Editor’s Note: A week after the killing of a land-defender, the Governer of Georgia has signed an executive order to prepare national guards for protests against police brutality. Georgia has one of the highest incarceration rates in US. The protestors were defending a forest that was ordered to be cut down to build a “Cop City.” The protestors had set up camps and treehouses, which were being demolished by the cops before Tortuguita, the land-defender was shot. While the police claim that the victim had first attacked the police, it remains disputed by other demonstrators.
As a resistance gets more effective, the powerful use all means necessary to crush the resistance. Police crackdown is one of those tactics. Some activists, regardless of their dedication, may not be in a position to bear it for one reason or another. There will be others who are prepared to be on the frontline. Good organizing includes preparing the frontliners for any anticipated events.
While the move comes after law enforcement in Georgia killed a “Cop City” protester, one official said it is a “purely precautionary” measure before the anticipated release of video footage from an arrest in Tennessee.
By Jessica Corbett/Common Dreams
Republican Georgia Gov. Brian Kemp on Thursday signed an executive order declaring a state of emergency through at least February 9 that will enable him to deploy up to 1,000 National Guard troops “as necessary.”
The order follows protests in Atlanta after 26-year-old forest defender Manuel “Tortuguita” Teran was shot dead last week during a multi-agency raid on an encampment to oppose construction of Cop City, a nearby law enforcement training center. The Georgia Bureau of Investigation (GBI), which is investigating the case, has said Teran was killed after he shot and wounded a state trooper.
While the order begins by stating that “protests turned violent in downtown Atlanta” last Saturday, The Atlanta Journal-Constitution reported that Kemp’s aides signaled that the move was not about the Cop City demonstrations but rather in anticipation of any potential response to video footage from Memphis, Tennessee showing the arrest of Black motorist Tyre Nichols.
As Common Dreams reported earlier Thursday, five fired Memphis cops were charged with second-degree murder and other crimes related to Nichols’ death. Footage of the 29-year-old’s arrest is expected to be released sometime after 6:00 pm local time on Friday.
“We understand the executive order is purely precautionary based on possible unrest following the release of the videos from Memphis,” an official in Georgia with direct knowledge of the situation told the AJC. “There are no immediate intentions to deploy the guard.”
The Atlanta Police Department also mentioned the Memphis case in a statement Thursday:
We are closely monitoring the events in Memphis and are prepared to support peaceful protests in our city. We understand and share in the outrage surrounding the death of Tyre Nichols. Police officers are expected to conduct themselves in a compassionate, competent, and constitutional manner and these officers failed Tyre, their communities, and their profession. We ask that demonstrations be safe and peaceful.

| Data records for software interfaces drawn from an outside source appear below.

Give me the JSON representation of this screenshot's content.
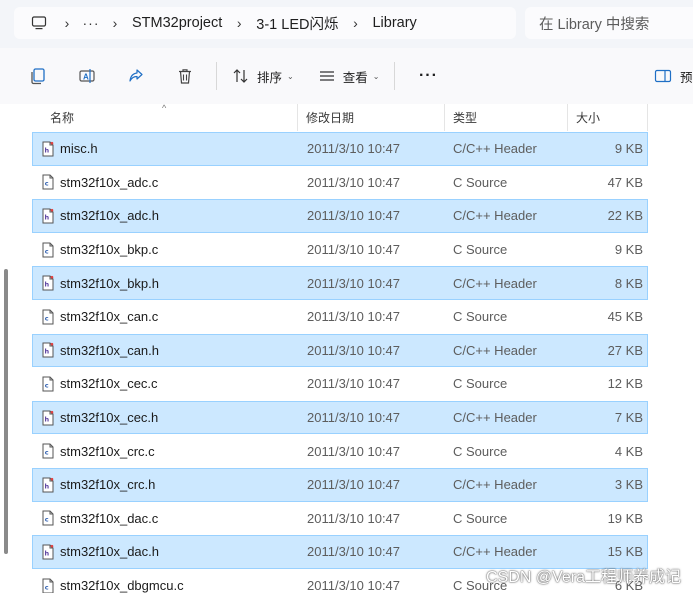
{
  "breadcrumb": {
    "overflow": "···",
    "items": [
      "STM32project",
      "3-1 LED闪烁",
      "Library"
    ]
  },
  "search": {
    "placeholder": "在 Library 中搜索"
  },
  "toolbar": {
    "sort_label": "排序",
    "view_label": "查看",
    "more_label": "···",
    "preview_label": "预"
  },
  "columns": {
    "name": "名称",
    "date": "修改日期",
    "type": "类型",
    "size": "大小"
  },
  "files": [
    {
      "name": "misc.h",
      "date": "2011/3/10 10:47",
      "type": "C/C++ Header",
      "size": "9 KB",
      "kind": "h",
      "selected": true
    },
    {
      "name": "stm32f10x_adc.c",
      "date": "2011/3/10 10:47",
      "type": "C Source",
      "size": "47 KB",
      "kind": "c",
      "selected": false
    },
    {
      "name": "stm32f10x_adc.h",
      "date": "2011/3/10 10:47",
      "type": "C/C++ Header",
      "size": "22 KB",
      "kind": "h",
      "selected": true
    },
    {
      "name": "stm32f10x_bkp.c",
      "date": "2011/3/10 10:47",
      "type": "C Source",
      "size": "9 KB",
      "kind": "c",
      "selected": false
    },
    {
      "name": "stm32f10x_bkp.h",
      "date": "2011/3/10 10:47",
      "type": "C/C++ Header",
      "size": "8 KB",
      "kind": "h",
      "selected": true
    },
    {
      "name": "stm32f10x_can.c",
      "date": "2011/3/10 10:47",
      "type": "C Source",
      "size": "45 KB",
      "kind": "c",
      "selected": false
    },
    {
      "name": "stm32f10x_can.h",
      "date": "2011/3/10 10:47",
      "type": "C/C++ Header",
      "size": "27 KB",
      "kind": "h",
      "selected": true
    },
    {
      "name": "stm32f10x_cec.c",
      "date": "2011/3/10 10:47",
      "type": "C Source",
      "size": "12 KB",
      "kind": "c",
      "selected": false
    },
    {
      "name": "stm32f10x_cec.h",
      "date": "2011/3/10 10:47",
      "type": "C/C++ Header",
      "size": "7 KB",
      "kind": "h",
      "selected": true
    },
    {
      "name": "stm32f10x_crc.c",
      "date": "2011/3/10 10:47",
      "type": "C Source",
      "size": "4 KB",
      "kind": "c",
      "selected": false
    },
    {
      "name": "stm32f10x_crc.h",
      "date": "2011/3/10 10:47",
      "type": "C/C++ Header",
      "size": "3 KB",
      "kind": "h",
      "selected": true
    },
    {
      "name": "stm32f10x_dac.c",
      "date": "2011/3/10 10:47",
      "type": "C Source",
      "size": "19 KB",
      "kind": "c",
      "selected": false
    },
    {
      "name": "stm32f10x_dac.h",
      "date": "2011/3/10 10:47",
      "type": "C/C++ Header",
      "size": "15 KB",
      "kind": "h",
      "selected": true
    },
    {
      "name": "stm32f10x_dbgmcu.c",
      "date": "2011/3/10 10:47",
      "type": "C Source",
      "size": "6 KB",
      "kind": "c",
      "selected": false
    }
  ],
  "watermark": "CSDN @Vera工程师养成记",
  "colors": {
    "selection": "#cce8ff",
    "selection_border": "#99d1ff",
    "accent": "#0067c0"
  },
  "icons": {
    "computer": "computer-icon",
    "copy": "copy-icon",
    "rename": "rename-icon",
    "share": "share-icon",
    "delete": "delete-icon",
    "sort": "sort-icon",
    "view": "view-icon",
    "preview": "preview-pane-icon"
  }
}
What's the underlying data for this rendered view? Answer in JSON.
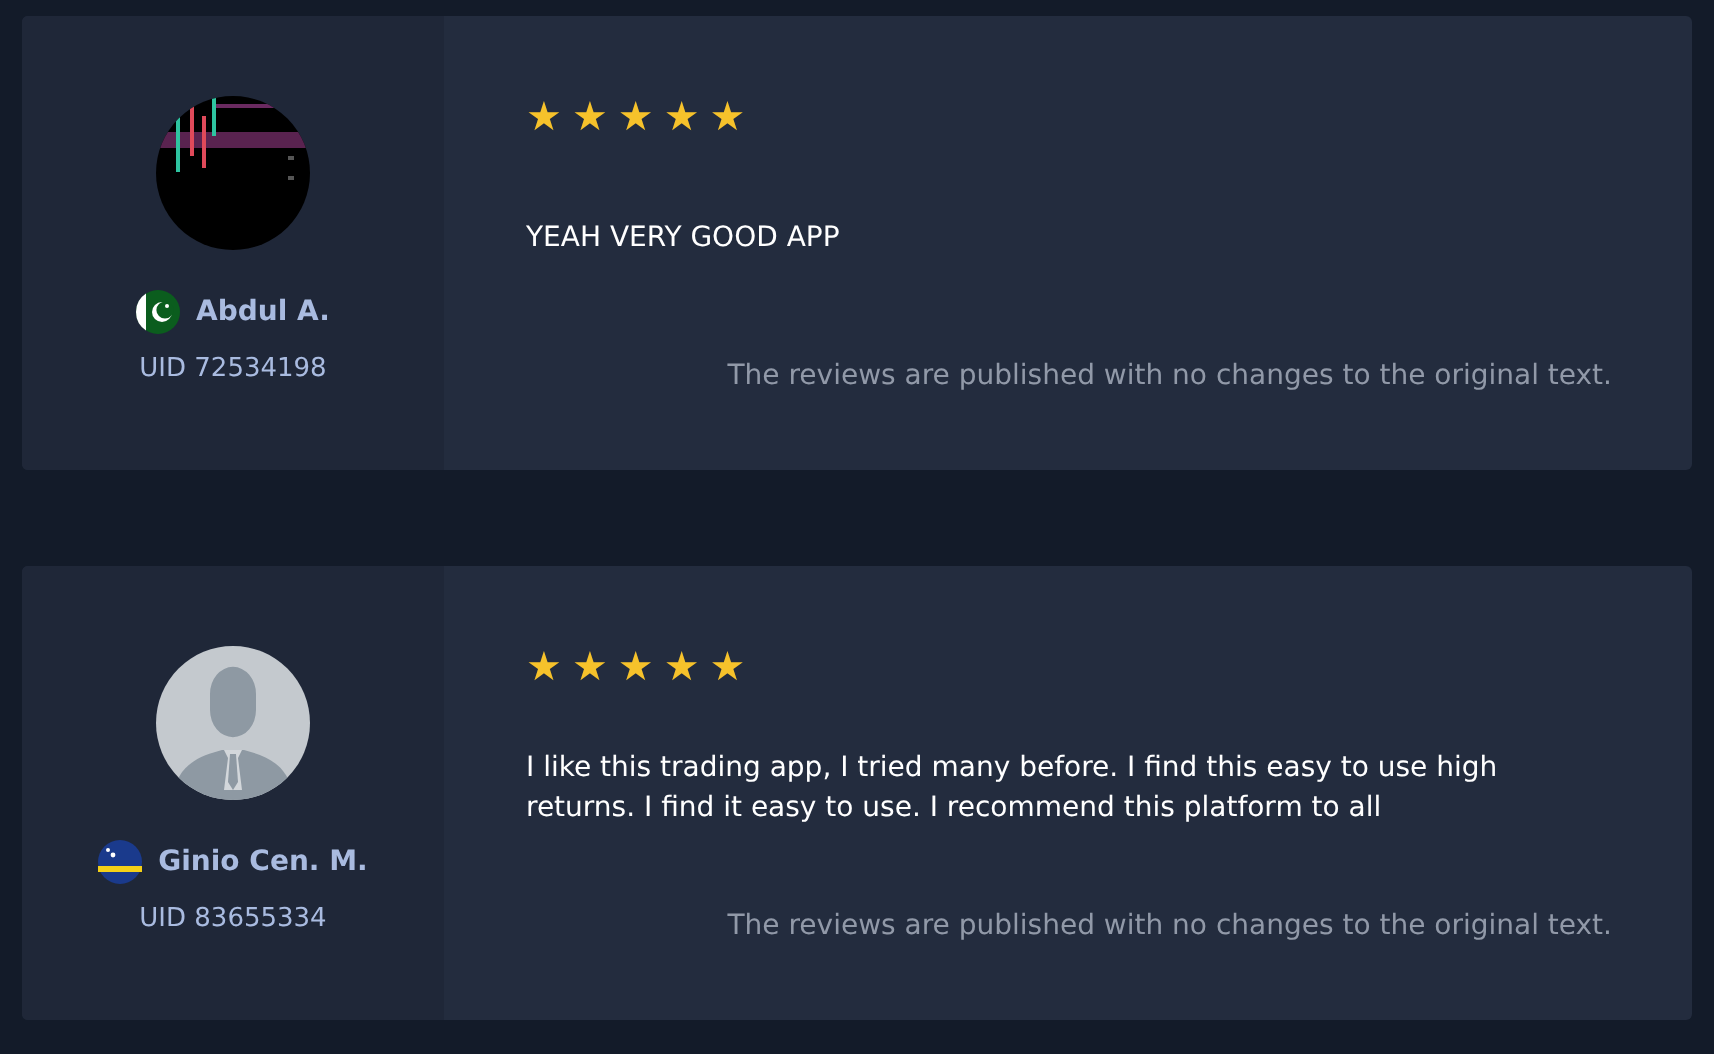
{
  "reviews": [
    {
      "name": "Abdul A.",
      "uid": "UID 72534198",
      "stars": 5,
      "text": "YEAH VERY GOOD APP",
      "note": "The reviews are published with no changes to the original text."
    },
    {
      "avatar": {
        "kind": "silhouette"
      },
      "name": "Ginio Cen. M.",
      "uid": "UID 83655334",
      "stars": 5,
      "text": "I like this trading app, I tried many before. I find this easy to use high returns. I find it easy to use. I recommend this platform to all",
      "note": "The reviews are published with no changes to the original text."
    }
  ]
}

In a series of tweets Thursday, the Atlanta Community Press Collective named several people killed by law enforcement in recent years and suggested that Kemp’s order is about “trying to instill fear in anyone who stands up against police brutality.”
Meanwhile, national groups and progressive lawmakers have echoed local demands for an independent probe in Teran’s case.
The Georgia Bureau of Investigation has highlighted that it is separate from the Georgia State Patrol and said that GBI “is conducting an independent investigation,” after which it will “turn the investigative file over to the prosecutor.” The agency noted Wednesday that DeKalb County District Attorney Sherry Boston has recused herself from the case so a special prosecutor will be assigned.
Some have pushed back against the “police narrative” that the “corporate media has ran away with” for Teran’s case, as forest defender Kamau Franklin told Democracy Now! last week, adding that “we find it less than likely that the police version of events is what really happened.”
“And that’s why we’re calling for an independent investigation, not one that’s done by the Georgia Bureau of Investigation, not one that’s done by any federal authority, but a complete independent investigation,” Franklin said, “because that’s the only way we’re going to know what really happened.”
Featured image by Levi Meir Clancy via Unsplash
Cops are the army of the rich and make war on anyone who challenges the rich or threatens their property. As disgusting as this one-of-many police murders is, it’s not at all unusual or unexpected. This society is rotten to the core, and this is just another symptom of that rot.
Really disgusting. No words. There was a time part of me thought police were there to protect ordinary people from crime. Well, police never protect people from corporate crime or government crime, and it turns out that they give preferential service to the rich and influential when it comes to dealing with other crimes. Also the sociopaths in their ranks aren’t beyond bullying ordinary people who are peacefully going about their business, and misogyny and racism are rife in police ranks, probably above population average as bullies are attracted to positions of power.